When I begun designing a cover for Scribble, I knew I wanted something unconventional, bright, and abstract. I conducted online research and created documents with looks I felt related in some way to the feel of the Scribble brand. A variety of layouts for spreads were also explored, including eye-catching, full-page illustrations and more simple designs that allowed space to breathe like the one below.
Scribble aims to invite curious readers into a creative, surprising, and thought-provoking world of short fiction. To invoke this innovative mindset without cluttering the page and preventing moments of reflection, the bright colors, gradients, and geometric patterns from Scribble's inspiration and the simplicity of initial article spreads must be combined. Scribble's cover draws the eye in interesting directions with its full-bleed geometric form and whimsical use of text to alert readers to the wide variety of stories they may find within. However, it also spotlights a narrow color palette and relies on a single illustration with text instead of multiple cluttered elements to ensure high-quality and tastefulness is in some way preserved within a professional publication.
In addition to distinctive title font and the subtle use of teal and blue shades, Scribble's spreads relate to its core branding by way of creative illustration that also leaves room for the text to breathe. Original vector art with themes from the short story was created to continue the dynamic feeling into the article's first page, while a simple all-white spread was chosen over the initial design for the sake of readability.

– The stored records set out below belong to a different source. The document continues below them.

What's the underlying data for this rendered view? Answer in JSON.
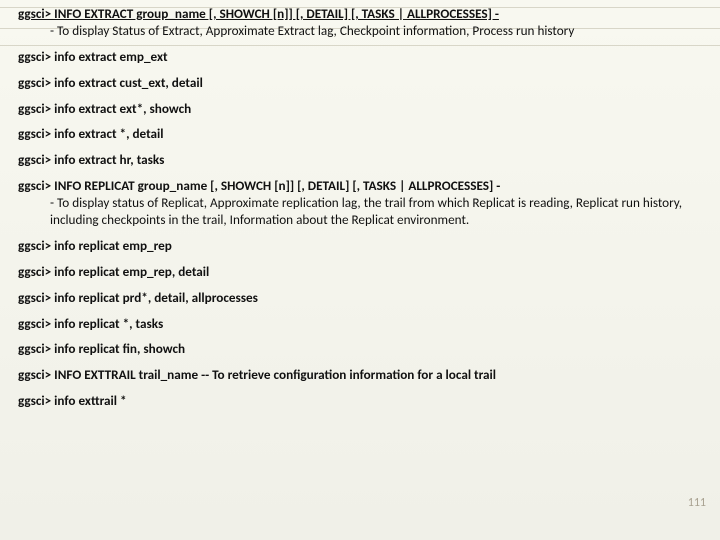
{
  "lines": {
    "l0_cmd": "ggsci> INFO EXTRACT group_name [, SHOWCH [n]] [, DETAIL] [, TASKS | ALLPROCESSES]  -",
    "l0_desc": "- To display Status of Extract, Approximate Extract lag, Checkpoint information, Process run history",
    "l1": "ggsci> info extract emp_ext",
    "l2": "ggsci> info extract cust_ext, detail",
    "l3": "ggsci> info extract ext*, showch",
    "l4": "ggsci> info extract *, detail",
    "l5": "ggsci> info extract hr, tasks",
    "l6_cmd": "ggsci> INFO REPLICAT group_name [, SHOWCH [n]] [, DETAIL] [, TASKS | ALLPROCESSES]  -",
    "l6_desc": "- To display status of Replicat, Approximate replication lag, the trail from which Replicat is reading, Replicat run history, including checkpoints in the trail, Information about the Replicat environment.",
    "l7": "ggsci> info replicat emp_rep",
    "l8": "ggsci> info replicat emp_rep, detail",
    "l9": "ggsci> info replicat prd*, detail, allprocesses",
    "l10": "ggsci> info replicat *, tasks",
    "l11": "ggsci> info replicat fin, showch",
    "l12": "ggsci> INFO EXTTRAIL trail_name   -- To retrieve configuration information for a local trail",
    "l13": "ggsci> info exttrail *"
  },
  "page_number": "111",
  "hairline_tops": [
    7,
    28,
    45
  ]
}
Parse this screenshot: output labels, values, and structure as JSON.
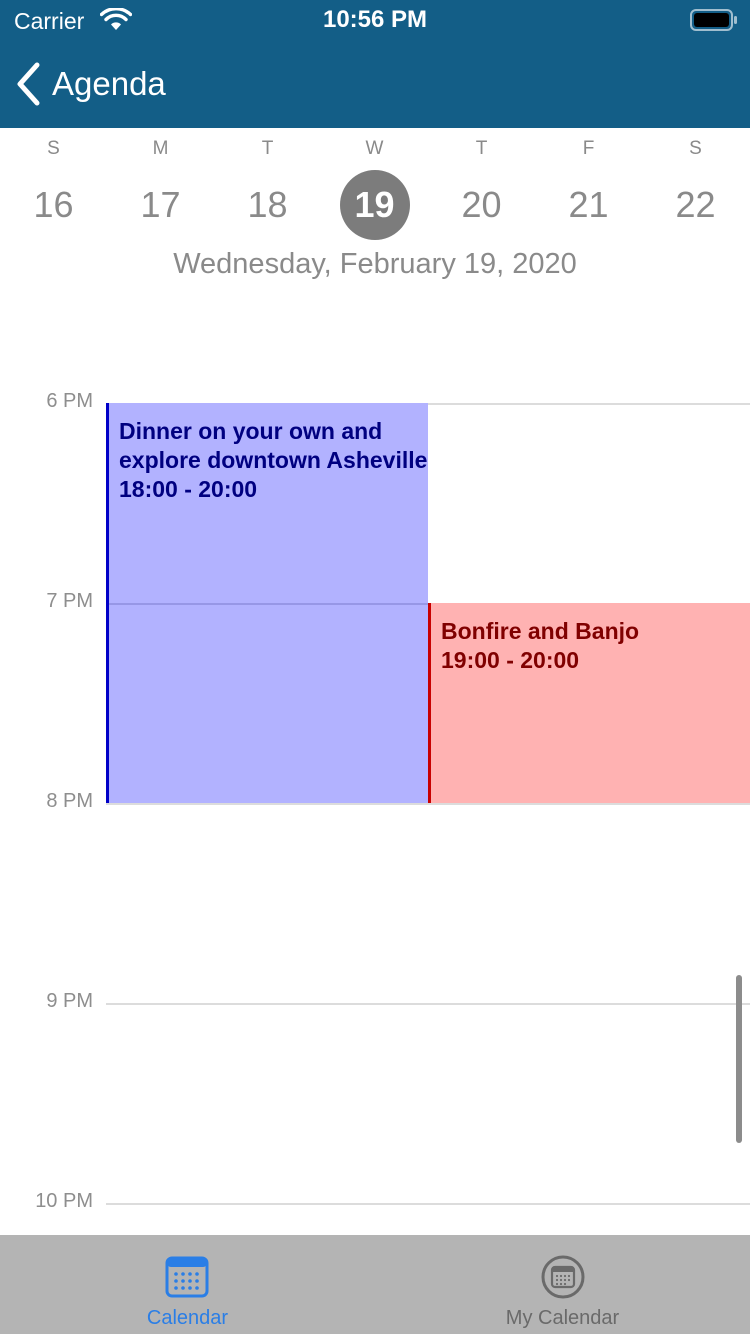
{
  "status_bar": {
    "carrier": "Carrier",
    "time": "10:56 PM"
  },
  "nav": {
    "back_label": "Agenda"
  },
  "week": {
    "days": [
      {
        "letter": "S",
        "number": "16"
      },
      {
        "letter": "M",
        "number": "17"
      },
      {
        "letter": "T",
        "number": "18"
      },
      {
        "letter": "W",
        "number": "19",
        "selected": true
      },
      {
        "letter": "T",
        "number": "20"
      },
      {
        "letter": "F",
        "number": "21"
      },
      {
        "letter": "S",
        "number": "22"
      }
    ],
    "selected_date_title": "Wednesday, February 19, 2020"
  },
  "timeline": {
    "hours": [
      "6 PM",
      "7 PM",
      "8 PM",
      "9 PM",
      "10 PM"
    ]
  },
  "events": [
    {
      "title": "Dinner on your own and explore downtown Asheville",
      "time": "18:00 - 20:00",
      "color": "#b2b2ff",
      "accent": "#0000c8"
    },
    {
      "title": "Bonfire and Banjo",
      "time": "19:00 - 20:00",
      "color": "#ffb2b2",
      "accent": "#c80000"
    }
  ],
  "tabbar": {
    "tabs": [
      {
        "label": "Calendar",
        "active": true,
        "icon": "calendar-icon"
      },
      {
        "label": "My Calendar",
        "active": false,
        "icon": "my-calendar-icon"
      }
    ]
  },
  "colors": {
    "header": "#135e87",
    "tab_active": "#2a7ee6",
    "tabbar_bg": "#b4b4b4"
  }
}
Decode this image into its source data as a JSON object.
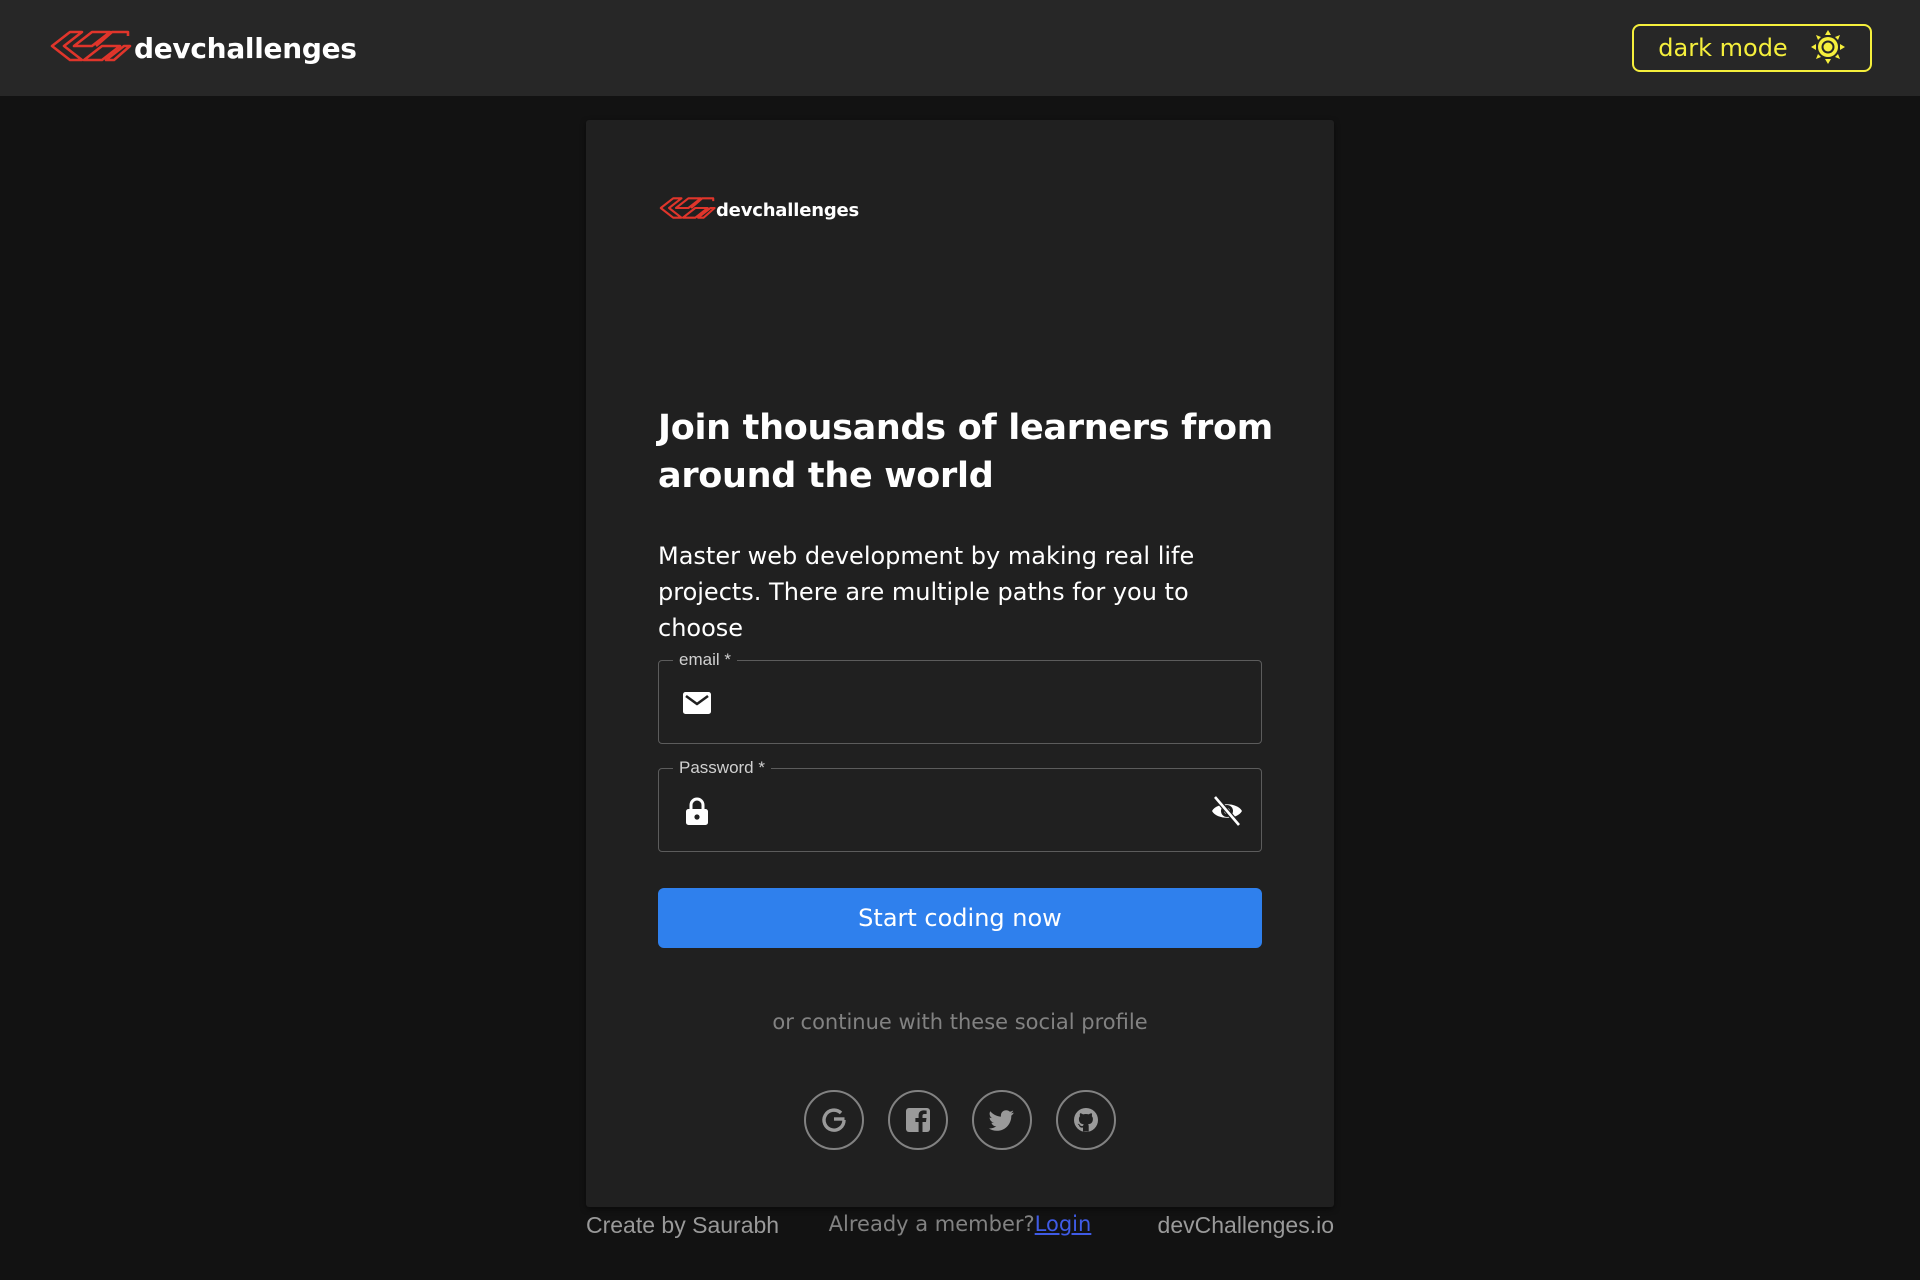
{
  "header": {
    "brand_name": "devchallenges",
    "logo_icon": "devchallenges-logo-icon",
    "mode_toggle_label": "dark mode",
    "mode_icon": "sun-icon"
  },
  "card": {
    "brand_name": "devchallenges",
    "heading": "Join thousands of learners from around the world",
    "subtext": "Master web development by making real life projects. There are multiple paths for you to choose",
    "email_field": {
      "label": "email *",
      "value": "",
      "icon": "mail-icon"
    },
    "password_field": {
      "label": "Password *",
      "value": "",
      "icon": "lock-icon",
      "toggle_icon": "eye-off-icon"
    },
    "submit_label": "Start coding now",
    "social_caption": "or continue with these social profile",
    "social_buttons": [
      "google-icon",
      "facebook-icon",
      "twitter-icon",
      "github-icon"
    ],
    "member_prompt": "Already a member?",
    "login_link": "Login"
  },
  "footer": {
    "left_text": "Create by Saurabh",
    "right_text": "devChallenges.io"
  },
  "colors": {
    "page_bg": "#121212",
    "header_bg": "#272727",
    "card_bg": "#202020",
    "accent_yellow": "#f5ef3c",
    "primary_blue": "#2f80ed",
    "logo_red": "#e0352b",
    "muted_text": "#828282",
    "link_blue": "#3f5be6"
  }
}
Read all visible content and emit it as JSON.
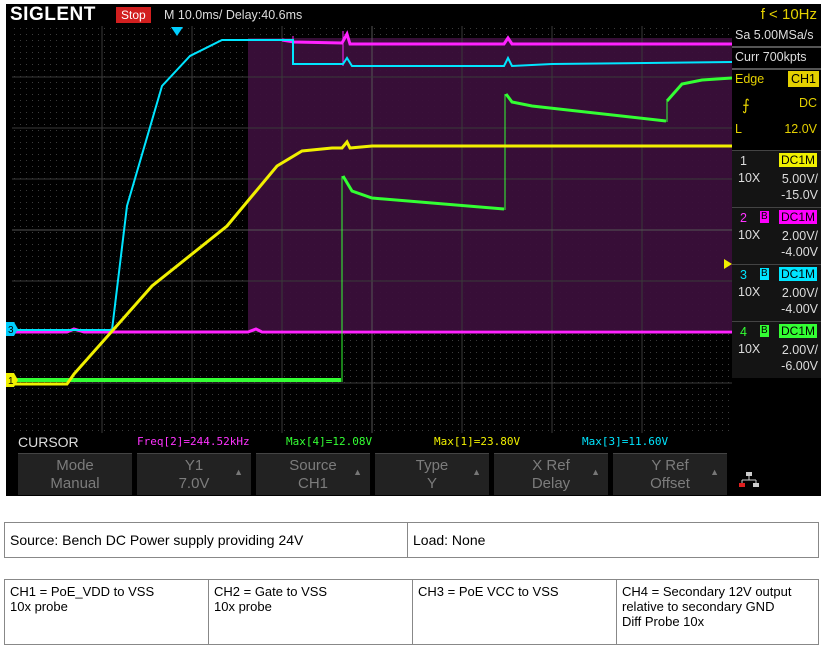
{
  "scope": {
    "brand": "SIGLENT",
    "run_state": "Stop",
    "timebase": "M 10.0ms/ Delay:40.6ms",
    "trigger_freq": "f < 10Hz",
    "sample_rate": "Sa 5.00MSa/s",
    "memory_depth": "Curr 700kpts",
    "trigger": {
      "type": "Edge",
      "source": "CH1",
      "slope_icon": "rising-edge-icon",
      "coupling": "DC",
      "level_label": "L",
      "level": "12.0V"
    },
    "channels": [
      {
        "num": "1",
        "probe": "10X",
        "coupling": "DC1M",
        "bw": "",
        "scale": "5.00V/",
        "offset": "-15.0V",
        "color": "#f0f000"
      },
      {
        "num": "2",
        "probe": "10X",
        "coupling": "DC1M",
        "bw": "B",
        "scale": "2.00V/",
        "offset": "-4.00V",
        "color": "#ff00ff"
      },
      {
        "num": "3",
        "probe": "10X",
        "coupling": "DC1M",
        "bw": "B",
        "scale": "2.00V/",
        "offset": "-4.00V",
        "color": "#00e5ff"
      },
      {
        "num": "4",
        "probe": "10X",
        "coupling": "DC1M",
        "bw": "B",
        "scale": "2.00V/",
        "offset": "-6.00V",
        "color": "#33ff33"
      }
    ],
    "channel_markers": {
      "ch3": "3",
      "ch1": "1"
    },
    "cursor": {
      "label": "CURSOR",
      "measurements": [
        {
          "text": "Freq[2]=244.52kHz",
          "color": "#ff33ff"
        },
        {
          "text": "Max[4]=12.08V",
          "color": "#33ff33"
        },
        {
          "text": "Max[1]=23.80V",
          "color": "#f0f000"
        },
        {
          "text": "Max[3]=11.60V",
          "color": "#00e5ff"
        }
      ]
    },
    "softkeys": [
      {
        "line1": "Mode",
        "line2": "Manual",
        "arrow": false
      },
      {
        "line1": "Y1",
        "line2": "7.0V",
        "arrow": true
      },
      {
        "line1": "Source",
        "line2": "CH1",
        "arrow": true
      },
      {
        "line1": "Type",
        "line2": "Y",
        "arrow": true
      },
      {
        "line1": "X Ref",
        "line2": "Delay",
        "arrow": true
      },
      {
        "line1": "Y Ref",
        "line2": "Offset",
        "arrow": true
      }
    ],
    "network_icon": "network-icon"
  },
  "notes": {
    "source": "Source: Bench DC Power supply providing 24V",
    "load": "Load: None",
    "ch1": [
      "CH1 = PoE_VDD to VSS",
      "10x probe"
    ],
    "ch2": [
      "CH2 = Gate to VSS",
      "10x probe"
    ],
    "ch3": [
      "CH3 = PoE VCC to VSS"
    ],
    "ch4": [
      "CH4 = Secondary 12V output",
      "relative to secondary GND",
      "Diff Probe 10x"
    ]
  }
}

In combining illustration and text in this way, the quirkiness of Scribble's brand shines through without taking away from the true star of the show — the stories within.